Yorkshire's very own Tour de France legend Brian Robinson remains in hospital after a crash near his home yesterday.
His son in law, Martyn Bolt, told ITV Calendar that the 83-year-old had suffered a broken collarbone, six broken ribs and a punctured lung in the collision.
Yorkshire cycling legend Brian Robinson is in hospital today after being involved in a collision while cycling near his homeRead the full story ›
Funny how my grandad gets more recognition now than when he was winning races. Made up http://t.co/qvkr9xvkVR
Yorkshire cycling legend Brian Robinson is in hospital tonight after a collision with a car.
Mr Robinson, 83, was taken to Pinderfields Hospital this afternoon after a crash involving a blue Volkswagen Passat in Lees Hall Road in Thornill Lees just after 1pm.
He suffered severe cuts and bruises, as well as a suspected broken collar bone.
Mr Robinson is being kept in hospital tonight for observations.
Mr Robinson, who lives in Mirfield, was the first British man to complete the Tour de France and the first Brit to win a stage – both in the 1950s.
The Tour de France showcased to the world the best of what Yorkshire has to offer. And the latest tourism polls show that the world took notice.
A quarter of people surveyed in the UK now want to visit, after seeing the tour's success. The excitement - and economy - generated by Le Grand Depart remains in many of the towns and villages. Jonny Blair reports from Hawes in North Yorkshire.
Mark Cavendish has been on Twitter today for an impromptu Q&A session. He has been asked about his diet, racing rituals and techniques as well as his hobbies and interests.
As expected though, many fans have been asking about the shoulder injury he suffered on Stage One of the Tour de France:
Asked whether he thought Team Sky would regret not putting Bradley Wiggans and Chris Froome in their line up, especially following Froome's injury and withdrawal, Cavendish was carefully diplomatic in his response:
But he is determined to be back up and running in good time to compete for next year's Tour.
The success of the Tour de France in Yorkshire is expected to create a tourism boom in the region.
A survey has shown a quarter of the country now want to visit Yorkshire. One third of people changed their opinion of the county after watching the biggest Grand Départ in history.

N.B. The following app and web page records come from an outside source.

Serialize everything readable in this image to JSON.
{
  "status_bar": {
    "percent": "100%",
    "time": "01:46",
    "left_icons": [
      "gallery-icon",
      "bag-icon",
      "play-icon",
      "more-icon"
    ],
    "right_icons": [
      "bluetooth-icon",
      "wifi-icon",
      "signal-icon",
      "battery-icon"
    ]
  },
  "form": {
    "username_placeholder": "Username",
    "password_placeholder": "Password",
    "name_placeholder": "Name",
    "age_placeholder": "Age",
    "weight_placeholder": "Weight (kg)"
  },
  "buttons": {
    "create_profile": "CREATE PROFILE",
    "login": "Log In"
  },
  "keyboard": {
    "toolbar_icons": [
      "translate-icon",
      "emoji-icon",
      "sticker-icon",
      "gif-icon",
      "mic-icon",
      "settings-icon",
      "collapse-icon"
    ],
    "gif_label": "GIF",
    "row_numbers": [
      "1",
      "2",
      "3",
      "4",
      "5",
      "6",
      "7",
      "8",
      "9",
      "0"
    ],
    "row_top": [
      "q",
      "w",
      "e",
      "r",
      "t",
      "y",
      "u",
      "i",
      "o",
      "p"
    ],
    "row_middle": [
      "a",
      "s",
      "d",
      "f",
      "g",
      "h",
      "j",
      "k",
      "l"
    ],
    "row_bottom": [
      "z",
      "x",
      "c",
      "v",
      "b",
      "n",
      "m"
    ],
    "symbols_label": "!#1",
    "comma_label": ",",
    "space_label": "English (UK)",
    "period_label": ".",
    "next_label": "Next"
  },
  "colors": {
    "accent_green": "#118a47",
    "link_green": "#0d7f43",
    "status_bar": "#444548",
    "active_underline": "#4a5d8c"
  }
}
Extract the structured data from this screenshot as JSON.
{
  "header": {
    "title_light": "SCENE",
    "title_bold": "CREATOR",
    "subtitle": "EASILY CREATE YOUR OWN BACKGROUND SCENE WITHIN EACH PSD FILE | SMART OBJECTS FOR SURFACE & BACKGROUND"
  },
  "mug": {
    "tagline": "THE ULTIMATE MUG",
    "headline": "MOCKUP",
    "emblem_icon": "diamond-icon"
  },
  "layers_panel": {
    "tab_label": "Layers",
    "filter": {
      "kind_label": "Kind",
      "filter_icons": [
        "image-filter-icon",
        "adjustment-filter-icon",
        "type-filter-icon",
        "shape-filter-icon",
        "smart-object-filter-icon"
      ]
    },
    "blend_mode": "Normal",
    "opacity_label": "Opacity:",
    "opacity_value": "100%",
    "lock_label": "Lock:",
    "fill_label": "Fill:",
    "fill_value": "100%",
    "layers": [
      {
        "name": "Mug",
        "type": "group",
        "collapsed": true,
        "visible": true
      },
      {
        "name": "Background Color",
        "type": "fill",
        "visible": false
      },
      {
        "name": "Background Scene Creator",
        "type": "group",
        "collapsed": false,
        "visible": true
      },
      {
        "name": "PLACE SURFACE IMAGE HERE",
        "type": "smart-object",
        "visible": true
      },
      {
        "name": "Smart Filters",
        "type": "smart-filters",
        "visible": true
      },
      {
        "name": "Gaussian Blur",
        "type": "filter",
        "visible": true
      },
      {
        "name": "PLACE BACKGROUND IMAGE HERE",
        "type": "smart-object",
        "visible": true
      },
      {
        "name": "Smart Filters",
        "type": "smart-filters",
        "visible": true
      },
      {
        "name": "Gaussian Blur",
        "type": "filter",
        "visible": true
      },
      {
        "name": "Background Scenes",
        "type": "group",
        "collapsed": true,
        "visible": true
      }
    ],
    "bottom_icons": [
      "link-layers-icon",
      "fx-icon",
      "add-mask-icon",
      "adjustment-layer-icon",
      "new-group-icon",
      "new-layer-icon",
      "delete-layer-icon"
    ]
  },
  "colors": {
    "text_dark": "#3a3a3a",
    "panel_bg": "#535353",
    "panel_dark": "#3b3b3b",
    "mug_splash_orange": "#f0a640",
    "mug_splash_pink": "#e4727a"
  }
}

This time last week Yorkshire's Grand Départ had come to an end in Sheffield, but that does not mean Tour fever has left the region. In fact, the Tour de France is already showing its legacy by inspiring more people to get on their bikes.
A new cycling event was launched today in North Yorkshire. Hundreds of riders took to the streets for the first ever Ripon Tour Sportive as Sarah Clark reports.